She had no patience for people who wouldn't play fetch with her. It was incessant and annoying and completely adorable. I'd have to tell people, "Don't pick up her ball because she won't stop. If she's keeps bugging you, turn your back to her. Don't make eye contact." But then she would just bark anyway and you'd eventually have to look at her and start up the game again. She even escaped a few times while we were camping and I would find her playing fetch with some random family at another site. When she saw me coming, her tail stopped wagging and her ears dropped as she trudged toward me, totally dejected. She looked back at her new friends apologetically almost as if saying, "Sorry guys, I have to go but thank you for your fetch time."
That time she chewed through a basketball and got it stuck on her head
Hold my beer
Another bad habit that Tony taught her was how to love and knock over people's beers. If your beer was left unattended and she could reach it, it would go over and she would drink it all. Her favorite beer was PBR, just like her daddy.
Georgia Three Toes
Life with Georgia was never boring and oftentimes her injuries put a dent in my bank account... So much so that I got invited to my vet's Christmas party one year. I feel like I might have paid for most of it. That was the year she knocked a tooth out trying to catch a stick. She also got an infected toe that had to be removed after a rigorous hike, so we called her "Georgia Three Toes" for a while because it seemed like a good mobster name.
Just do it
She was the best jock I've ever seen. I recall the time she jumped about 5 feet vertically and latched onto a tree branch in the backyard and then swung her body around in circles until she cracked the branch and it came off. I cringed thinking, "this might not end well." But she landed like a boss and pranced around the yard with her huge branch in her mouth while Cairo and I looked on, completely dumbfounded. Cairo thought she was an idiot.
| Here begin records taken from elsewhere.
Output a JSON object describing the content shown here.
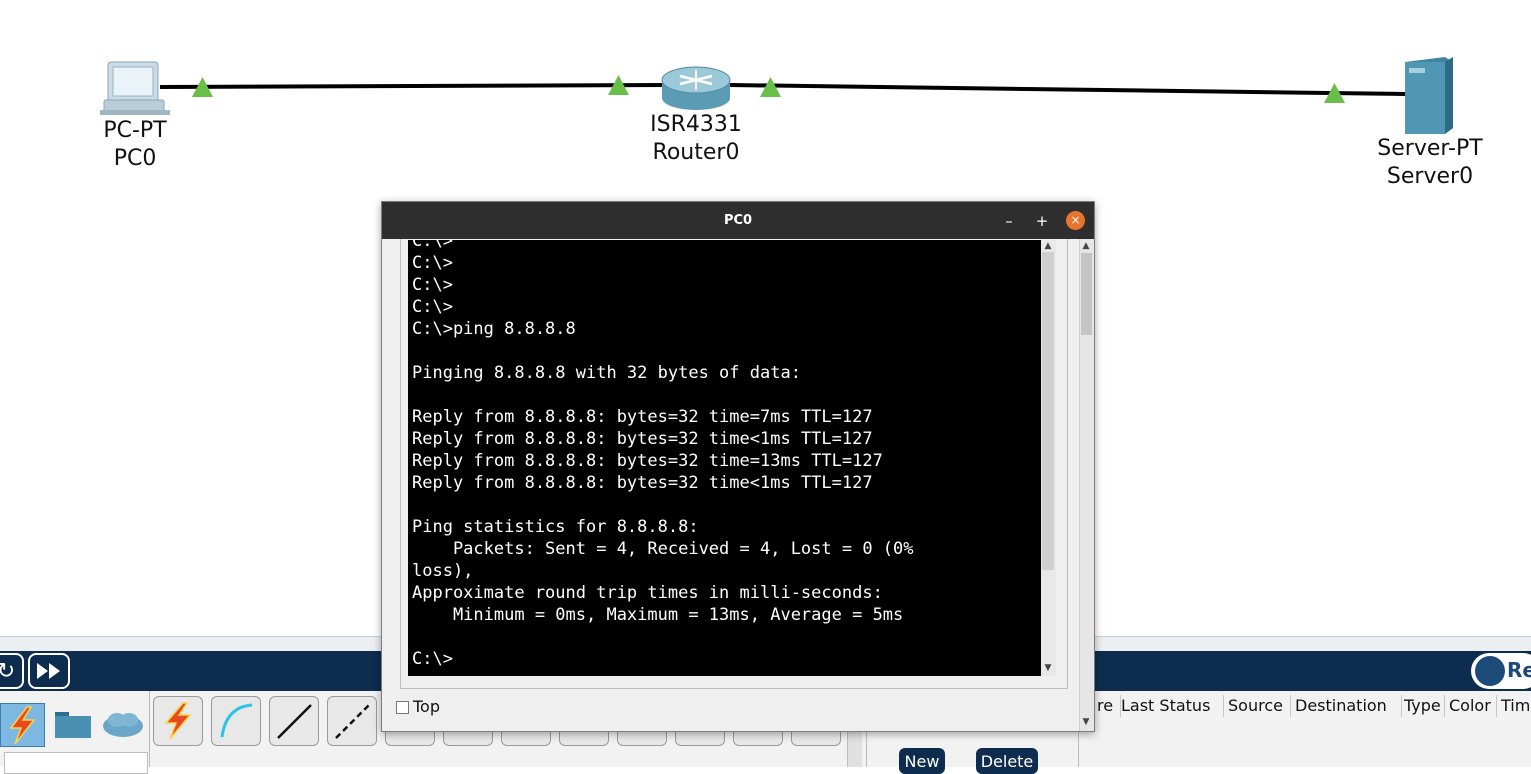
{
  "topology": {
    "devices": [
      {
        "model": "PC-PT",
        "name": "PC0",
        "icon": "pc-icon"
      },
      {
        "model": "ISR4331",
        "name": "Router0",
        "icon": "router-icon"
      },
      {
        "model": "Server-PT",
        "name": "Server0",
        "icon": "server-icon"
      }
    ],
    "link_color": "#000000",
    "link_status_color": "#6abf4b"
  },
  "terminal": {
    "title": "PC0",
    "minimize": "–",
    "maximize": "+",
    "close": "×",
    "lines": [
      "C:\\>",
      "C:\\>",
      "C:\\>",
      "C:\\>",
      "C:\\>ping 8.8.8.8",
      "",
      "Pinging 8.8.8.8 with 32 bytes of data:",
      "",
      "Reply from 8.8.8.8: bytes=32 time=7ms TTL=127",
      "Reply from 8.8.8.8: bytes=32 time<1ms TTL=127",
      "Reply from 8.8.8.8: bytes=32 time=13ms TTL=127",
      "Reply from 8.8.8.8: bytes=32 time<1ms TTL=127",
      "",
      "Ping statistics for 8.8.8.8:",
      "    Packets: Sent = 4, Received = 4, Lost = 0 (0%",
      "loss),",
      "Approximate round trip times in milli-seconds:",
      "    Minimum = 0ms, Maximum = 13ms, Average = 5ms",
      "",
      "C:\\>"
    ],
    "top_checkbox_label": "Top"
  },
  "bottom_panel": {
    "realtime_label": "Re",
    "pdu_columns": [
      "re",
      "Last Status",
      "Source",
      "Destination",
      "Type",
      "Color",
      "Tim"
    ],
    "new_button": "New",
    "delete_button": "Delete",
    "bar_color": "#0e2c4e"
  }
}
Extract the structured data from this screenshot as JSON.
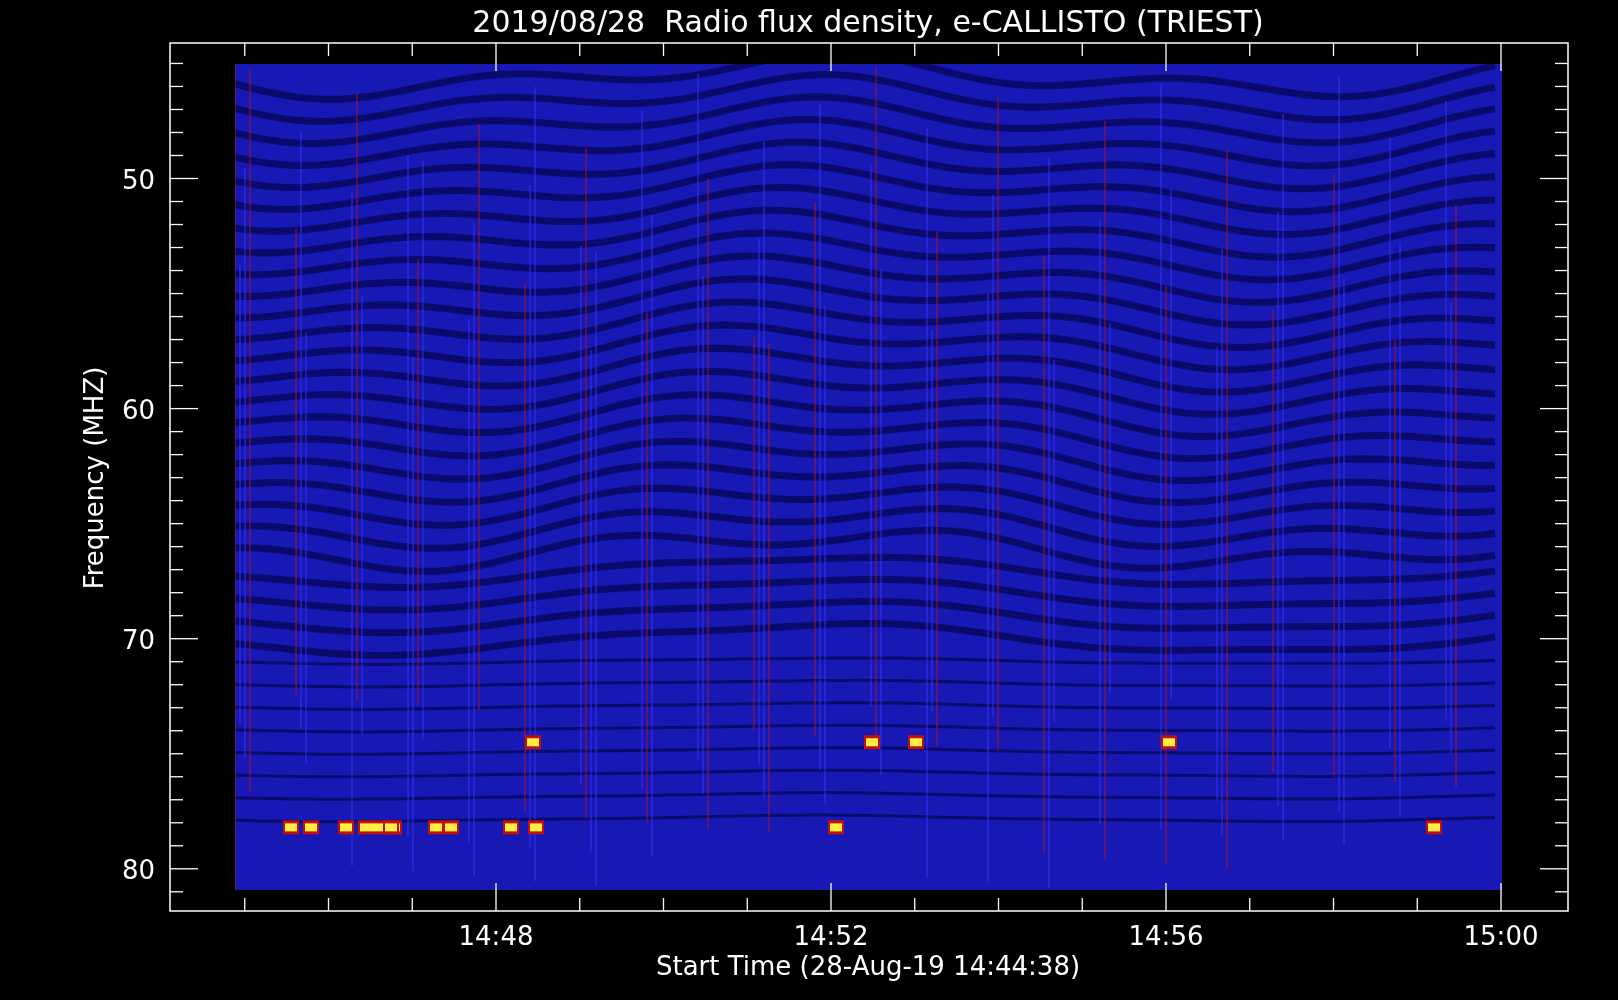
{
  "title": "2019/08/28  Radio flux density, e-CALLISTO (TRIEST)",
  "y_axis": {
    "label": "Frequency (MHZ)",
    "ticks": [
      "50",
      "60",
      "70",
      "80"
    ]
  },
  "x_axis": {
    "label": "Start Time (28-Aug-19 14:44:38)",
    "ticks": [
      "14:48",
      "14:52",
      "14:56",
      "15:00"
    ]
  }
}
That was how life was with her... Dumbfounded. I'm honestly surprised she lived as long as she did because of all the mishaps, injuries, and stupid shit she ate. I mean, she was food-motivated like no dog I've ever known. One of her most eyebrow-raising meals was a whole cookie sheet full of raw bacon-wrapped jalapeno poppers with toothpicks that were waiting to go in the oven. She got them all in one swoop and never had any associated messiness in the following days. Another time she ate a whole tray of fudge sitting out at Christmas and nothing happened to her. She had a gut of steel.
There are many more stories and I could write for days... but I won't do that here. It's all in my mind, replaying like a movie... mostly a comedy. I am so grateful for how incredible my life has been because she was in it. She was my first dog as an adult and taught me so much about unconditional love, patience, and how to take life as it comes.
I am the lucky one
I gave her a PBR before the vet arrived at the house. It was necessary... I'd want a beer during my send-off too. She seemed comfortable as I held her for all of the last minutes. I kissed her face repeatedly and said "I love you" while holding her three-toed paw as she took her last two deep breaths. Then she was gone and I felt her peace and mine at the same time. Her heart stopped and there was so much beauty in that moment, I am forever grateful that I got to experience that last tiny bit of her in this place. A friend told me something about how much better it is to lose a dog to old age than to an unexpected, tragic situation and I fully agree... I am the lucky one.
Thank you, Georgia
Georgia Demery - you've set the standard for all the dogs to come! I love you baby girl. Give your daddy some love from me.